After a year’s gap, Nicky Buckett put together another of her Quiz Nights, held as usual at the Grenville Rooms, Kilkhampton.  As  in previous years, there was an excellent turnout for this event, with around 40 people filling the skittle alley to capacity.  Nicky had included some ‘pub quiz’ type questions and identifying pictures of buildings but during the course of the evening, contestants were faced with a wide range of challenges: identifying a range of brown powders taxed the taste buds, as did trying to work out what were the ingredients in a range of different fruit squashes.  Rear Commodore Linda Spiller contributed a question to the quiz that involved naming pictures of celebrities when they were children – and this caused considerable head-scratching, followed by cries of ‘Oh, of course…’ when the identities were revealed.  Probably the most difficult task, though, was constructing the longest bridge to take a toy car’s weight, using only 4 sheets of A4 paper and a short length of Sellotape – whilst the task of picking up Smarties using only a straw to put them back in the box produced lots of laughter.  The winning teams as usual were rewarded with some edible prizes, but this year in addition they also received hand-crafted glass keepsakes (with an appropriate nautical motif), made at home by Linda.  From feedback on the night and subsequently, this was clearly an evening that many club members really enjoyed – grateful thanks to Nicky Buckett and Linda Spiller for devising and organising it.

Many thanks to Nicky Buckett and Mandy Spiller for the photographs

Safety Boat Certificates for Club Members

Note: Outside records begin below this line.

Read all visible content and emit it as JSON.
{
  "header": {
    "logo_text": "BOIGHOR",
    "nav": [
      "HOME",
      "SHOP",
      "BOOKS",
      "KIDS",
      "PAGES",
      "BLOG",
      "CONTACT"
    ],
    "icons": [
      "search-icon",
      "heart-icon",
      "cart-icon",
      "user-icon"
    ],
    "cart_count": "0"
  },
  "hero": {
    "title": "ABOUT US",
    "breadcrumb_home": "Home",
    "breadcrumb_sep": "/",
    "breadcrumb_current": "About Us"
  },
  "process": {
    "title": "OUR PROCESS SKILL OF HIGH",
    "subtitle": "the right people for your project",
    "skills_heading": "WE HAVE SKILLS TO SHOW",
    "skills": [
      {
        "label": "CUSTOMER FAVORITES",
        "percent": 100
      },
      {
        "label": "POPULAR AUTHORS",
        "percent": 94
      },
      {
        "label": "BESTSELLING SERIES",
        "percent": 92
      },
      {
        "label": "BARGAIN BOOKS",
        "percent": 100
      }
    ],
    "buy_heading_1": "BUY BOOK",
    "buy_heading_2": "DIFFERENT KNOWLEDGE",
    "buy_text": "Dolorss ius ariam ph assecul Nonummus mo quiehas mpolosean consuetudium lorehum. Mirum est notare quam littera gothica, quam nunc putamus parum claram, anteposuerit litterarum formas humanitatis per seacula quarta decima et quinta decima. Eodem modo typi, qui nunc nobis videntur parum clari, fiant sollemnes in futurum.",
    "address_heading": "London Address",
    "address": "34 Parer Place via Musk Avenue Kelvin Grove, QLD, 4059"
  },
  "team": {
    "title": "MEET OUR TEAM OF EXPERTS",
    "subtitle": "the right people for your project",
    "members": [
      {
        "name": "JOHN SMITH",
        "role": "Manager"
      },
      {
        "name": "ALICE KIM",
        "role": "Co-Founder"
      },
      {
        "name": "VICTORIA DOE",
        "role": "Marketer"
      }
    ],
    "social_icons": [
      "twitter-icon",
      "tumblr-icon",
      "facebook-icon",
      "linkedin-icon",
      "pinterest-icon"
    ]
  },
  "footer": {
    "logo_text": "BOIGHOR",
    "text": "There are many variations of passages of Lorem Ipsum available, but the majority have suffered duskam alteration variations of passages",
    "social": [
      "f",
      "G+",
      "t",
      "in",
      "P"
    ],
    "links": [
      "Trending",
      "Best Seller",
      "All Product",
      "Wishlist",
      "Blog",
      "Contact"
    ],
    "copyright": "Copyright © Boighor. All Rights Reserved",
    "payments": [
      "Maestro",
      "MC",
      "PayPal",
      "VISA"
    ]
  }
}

Or, if the ‘Daily Mirror’ was doing the headline, it would be ‘Tamar Four Power to Success’!  Congratulations to Brian, Sue, John W and Toby for all successfully completing the two-day course over the weekend and being awarded their certificates.  Phil Timings ran the course, which by all accounts was very comprehensive, including practicals on rescuing canoes, kayaks and windsurfers, as well retrieving capsized sailing dinghies.  Fortunately, the weather was relatively benign for the time of year, with some sunshine on both days.  Thanks to all four club members for giving up their weekend to gain the qualification.

Many thanks to Mandy Pollard and Roger Heasman for the photographs.

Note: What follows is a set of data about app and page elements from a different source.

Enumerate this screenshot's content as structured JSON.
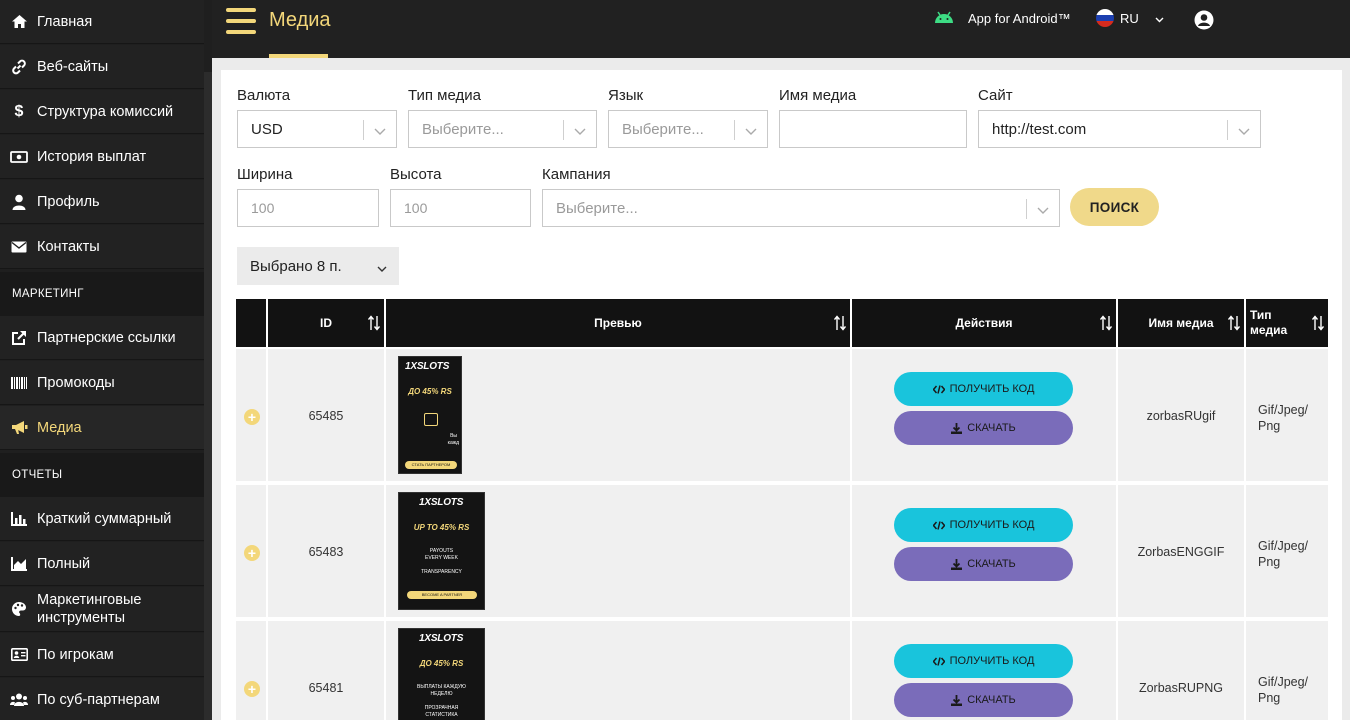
{
  "sidebar": {
    "items": [
      {
        "label": "Главная",
        "icon": "home-icon"
      },
      {
        "label": "Веб-сайты",
        "icon": "link-icon"
      },
      {
        "label": "Структура комиссий",
        "icon": "dollar-icon"
      },
      {
        "label": "История выплат",
        "icon": "money-icon"
      },
      {
        "label": "Профиль",
        "icon": "user-icon"
      },
      {
        "label": "Контакты",
        "icon": "envelope-icon"
      }
    ],
    "section_marketing": "МАРКЕТИНГ",
    "marketing_items": [
      {
        "label": "Партнерские ссылки",
        "icon": "external-link-icon"
      },
      {
        "label": "Промокоды",
        "icon": "barcode-icon"
      },
      {
        "label": "Медиа",
        "icon": "bullhorn-icon",
        "active": true
      }
    ],
    "section_reports": "ОТЧЕТЫ",
    "report_items": [
      {
        "label": "Краткий суммарный",
        "icon": "bar-chart-icon"
      },
      {
        "label": "Полный",
        "icon": "area-chart-icon"
      },
      {
        "label": "Маркетинговые инструменты",
        "icon": "palette-icon"
      },
      {
        "label": "По игрокам",
        "icon": "id-card-icon"
      },
      {
        "label": "По суб-партнерам",
        "icon": "users-icon"
      }
    ]
  },
  "header": {
    "title": "Медиа",
    "android_label": "App for Android™",
    "language": "RU",
    "accent": "#f3d77a"
  },
  "filters": {
    "currency": {
      "label": "Валюта",
      "value": "USD"
    },
    "media_type": {
      "label": "Тип медиа",
      "placeholder": "Выберите..."
    },
    "language": {
      "label": "Язык",
      "placeholder": "Выберите..."
    },
    "media_name": {
      "label": "Имя медиа",
      "value": ""
    },
    "site": {
      "label": "Сайт",
      "value": "http://test.com"
    },
    "width": {
      "label": "Ширина",
      "placeholder": "100"
    },
    "height": {
      "label": "Высота",
      "placeholder": "100"
    },
    "campaign": {
      "label": "Кампания",
      "placeholder": "Выберите..."
    },
    "search_button": "ПОИСК",
    "selected_columns": "Выбрано 8 п."
  },
  "table": {
    "columns": [
      "ID",
      "Превью",
      "Действия",
      "Имя медиа",
      "Тип медиа"
    ],
    "get_code_label": "ПОЛУЧИТЬ КОД",
    "download_label": "СКАЧАТЬ",
    "rows": [
      {
        "id": "65485",
        "name": "zorbasRUgif",
        "type_line1": "Gif/Jpeg/",
        "type_line2": "Png",
        "preview": {
          "brand": "1XSLOTS",
          "headline": "ДО 45% RS",
          "lines": [
            "Вы",
            "кажд"
          ],
          "cta": "СТАТЬ ПАРТНЕРОМ"
        }
      },
      {
        "id": "65483",
        "name": "ZorbasENGGIF",
        "type_line1": "Gif/Jpeg/",
        "type_line2": "Png",
        "preview": {
          "brand": "1XSLOTS",
          "headline": "UP TO 45% RS",
          "lines": [
            "PAYOUTS",
            "EVERY WEEK",
            "TRANSPARENCY"
          ],
          "cta": "BECOME A PARTNER"
        }
      },
      {
        "id": "65481",
        "name": "ZorbasRUPNG",
        "type_line1": "Gif/Jpeg/",
        "type_line2": "Png",
        "preview": {
          "brand": "1XSLOTS",
          "headline": "ДО 45% RS",
          "lines": [
            "ВЫПЛАТЫ КАЖДУЮ",
            "НЕДЕЛЮ",
            "ПРОЗРАЧНАЯ",
            "СТАТИСТИКА"
          ],
          "cta": ""
        }
      }
    ]
  }
}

Ten Pin Bowling at Harlequinns

A cheerful group of club members gathered at Harlequinns to help banish the January blues away with an Saturday evening game of ten-pin bowling.  Divided into four lanes, everyone entered into the spirit of gentle competition to compete for best group, best individual, best junior etc. The pressure was eased somewhat by having the bumpers up on each lane, so that the potential embarrassment of rolling consecutive gutter balls was lifted.  Many thanks to Linda Spiller for organising the evening, which all ran very smoothly – and to Mandy Pollard for taking the photographs, on which the lighting produced some fascinating effects.